As with most musicals and West End plays, Khashoggi’s work takes some artistic license with the legend’s life, but a lot of the Saudi-born, Jeddah and London based entrepreneur’s work on the production comes from what she admits is the legacy of Umm Kulthum, “I lived in Lebanon as a child. I love Umm Kulthum and my father is from the same generation as her.” As Khashoggi sat next to American experimental director and playwright Robert Wilson one night at a Venice Biennale dinner, she mentioned her fascination with the Egyptian singer. Wilson asked to listen to her music, Khashoggi played one of her songs for him right then and there from her phone. Wilson was of course mesmerized by her voice and proclaimed “you have to create something about her!” And that is how Khashoggi started to write the story of what would become Umm Kulthum & The Golden Era.
Umm Kulthum & The Golden Era promises to take the audience through a musical journey, from her early years in the 1920s, up to the 1970s, when she performed her grand concert at L'Olympia Theatre in Paris. A live orchestra and singers will perform this bilingual show, and song such as Ghanili, Alf Laylah, Serat el Hob, Hob Eyh and many more of her top hits will be performed live.
Her personal connection with the singer seems natural as “she was a workaholic and a very strong woman among men, her perseverance and her need to follow her dreams — I can relate to her, she inspired me, her energy inspired me,” Khashoggi admits, and the singer’s determination inspired Khashoggi to finish the difficult task of writing her first musical. There is even a photo of Khashoggi’s father and uncle with Umm Kulthum and the singer's likeness, she admits, “guided me — I have a picture of her above my bed, and others around my house.” For Khashoggi, the likeness hits close to home as she says, “she reminds me a bit of my mother, who had a very strict religious upbringing.
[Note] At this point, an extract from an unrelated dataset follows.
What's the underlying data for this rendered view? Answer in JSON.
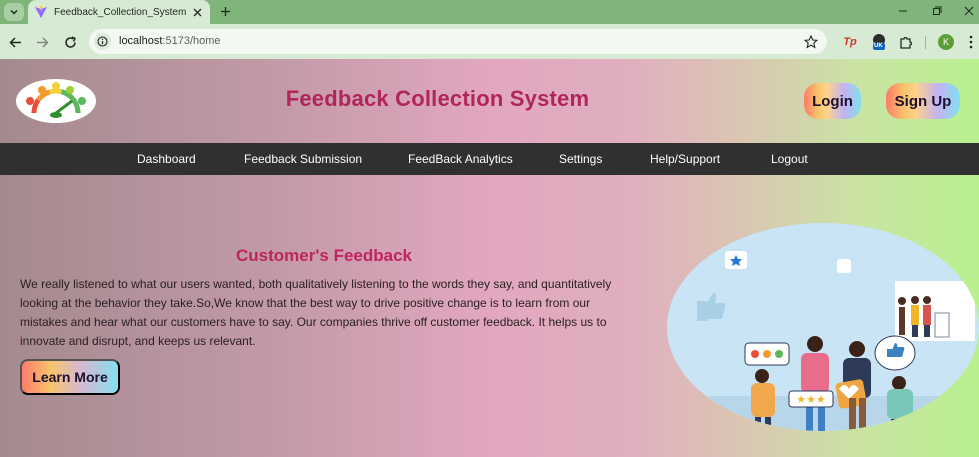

Even after being married to my father, a minister and traveling around the world she would say “I’m proud to be a Saudi, and of being a woman and a Muslim”.” This is all something that Khashoggi shares with Umm Kulthum, as the legendary singer once said to a journalist, 'didn’t you know I’m a “fallaha”, a peasant girl and I come from the Delta and my father is a sheikh and we read the Quran.' This was at a time all the other aristocrats in Egypt wanted to copy the foreigners and she didn’t, she was an Arabist” the Saudi producer explains.
During our chat Khashoggi also praises her leading lady Lubana Al Quntar, an opera singer who is the descendant of the famous Syrian singer, Amal Al Atrash (better known by her stage name Asmahan) and renowned composer and singer, Farid Al Atrash. “She’s a Syrian Druze princess and a singer, plus she is a professor of music and she is an actress and this is what I like to see,” Khashoggi gushes.
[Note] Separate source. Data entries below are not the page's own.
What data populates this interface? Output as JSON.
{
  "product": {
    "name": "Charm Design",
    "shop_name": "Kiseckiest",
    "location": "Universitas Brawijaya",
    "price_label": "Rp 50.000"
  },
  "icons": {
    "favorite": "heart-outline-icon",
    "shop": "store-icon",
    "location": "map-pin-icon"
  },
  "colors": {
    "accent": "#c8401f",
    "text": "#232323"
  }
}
Those who were lucky enough to catch Umm Kulthum & The Golden Era in London say it was wonderfully entertaining, the perfect blend of Arab sounds with a Western musical sensibility.
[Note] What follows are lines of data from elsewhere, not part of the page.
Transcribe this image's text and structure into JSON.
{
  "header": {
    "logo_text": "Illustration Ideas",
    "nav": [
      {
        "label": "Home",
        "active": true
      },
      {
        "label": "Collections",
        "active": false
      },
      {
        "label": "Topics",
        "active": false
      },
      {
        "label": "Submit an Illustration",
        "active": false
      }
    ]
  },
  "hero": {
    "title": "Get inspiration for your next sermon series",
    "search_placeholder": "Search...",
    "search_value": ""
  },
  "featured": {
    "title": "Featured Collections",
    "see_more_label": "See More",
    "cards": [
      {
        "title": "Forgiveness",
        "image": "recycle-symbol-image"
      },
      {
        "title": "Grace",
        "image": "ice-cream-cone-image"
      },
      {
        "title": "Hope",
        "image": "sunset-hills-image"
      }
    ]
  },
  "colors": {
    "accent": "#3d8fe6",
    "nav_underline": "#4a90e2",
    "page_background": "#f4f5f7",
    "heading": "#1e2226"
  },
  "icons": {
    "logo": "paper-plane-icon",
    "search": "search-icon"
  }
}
Umm Kulthum, more than 40 years after her death, continues to inspire all around the world. “I have young girls coming up to me and telling me how they admire her strength, and her courage. And that she did it her way!” As Khashoggi explains. And what a great “brand” the Egyptian legend created, almost always seen wearing those iconic dark glasses, her hair in a stylish updo and the elegant, modest robes that have become synonymous with the Umm Kulthum persona.
I ask Khashoggi what she wishes her Dubai audiences to take away from the performance of her musical. She says, “this is an homage, it is really reviving one of her nights. I want the audience to walk out of the show thinking that Umm Kulthum has been here, among them, one more night -- magically.”
Umm Kulthum & The Golden Era runs from May 3-5 at the Dubai Opera. For info and tickets check out their website.